Write out every line below that includes the word "content".

(Dataset rows describing interfaces)

•••••

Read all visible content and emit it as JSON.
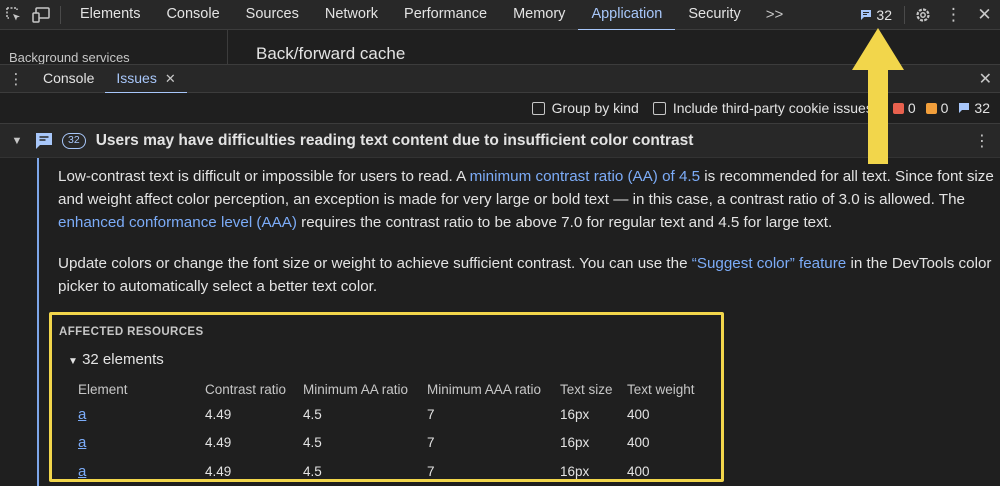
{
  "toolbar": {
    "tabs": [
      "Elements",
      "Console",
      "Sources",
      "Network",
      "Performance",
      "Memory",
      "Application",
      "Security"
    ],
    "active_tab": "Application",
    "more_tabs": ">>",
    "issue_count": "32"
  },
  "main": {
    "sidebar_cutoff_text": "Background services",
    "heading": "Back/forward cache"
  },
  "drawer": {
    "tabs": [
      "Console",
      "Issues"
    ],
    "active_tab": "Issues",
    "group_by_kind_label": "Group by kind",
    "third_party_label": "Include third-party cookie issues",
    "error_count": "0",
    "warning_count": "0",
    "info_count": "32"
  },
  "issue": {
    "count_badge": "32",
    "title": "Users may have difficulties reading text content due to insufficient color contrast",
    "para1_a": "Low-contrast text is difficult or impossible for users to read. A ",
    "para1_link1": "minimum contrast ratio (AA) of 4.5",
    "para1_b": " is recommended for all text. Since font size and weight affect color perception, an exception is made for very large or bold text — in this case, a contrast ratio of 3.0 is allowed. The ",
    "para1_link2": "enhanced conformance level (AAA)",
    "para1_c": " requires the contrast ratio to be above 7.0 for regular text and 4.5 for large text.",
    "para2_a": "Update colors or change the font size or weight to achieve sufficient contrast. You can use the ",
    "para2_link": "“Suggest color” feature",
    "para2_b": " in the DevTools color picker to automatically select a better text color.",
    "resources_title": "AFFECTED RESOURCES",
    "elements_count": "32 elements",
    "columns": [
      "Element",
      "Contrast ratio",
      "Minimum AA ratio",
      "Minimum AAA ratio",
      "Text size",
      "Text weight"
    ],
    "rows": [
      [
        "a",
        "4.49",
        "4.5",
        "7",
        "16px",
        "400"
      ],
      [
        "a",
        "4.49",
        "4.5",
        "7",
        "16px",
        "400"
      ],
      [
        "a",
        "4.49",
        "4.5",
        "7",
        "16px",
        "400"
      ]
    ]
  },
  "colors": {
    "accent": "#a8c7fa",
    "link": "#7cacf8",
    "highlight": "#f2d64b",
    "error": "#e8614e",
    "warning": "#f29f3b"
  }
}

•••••

__SOLUTION__.
Read all visible content and emit it as JSON.
    "title": "Users may have difficulties reading text content due to insufficient color contrast",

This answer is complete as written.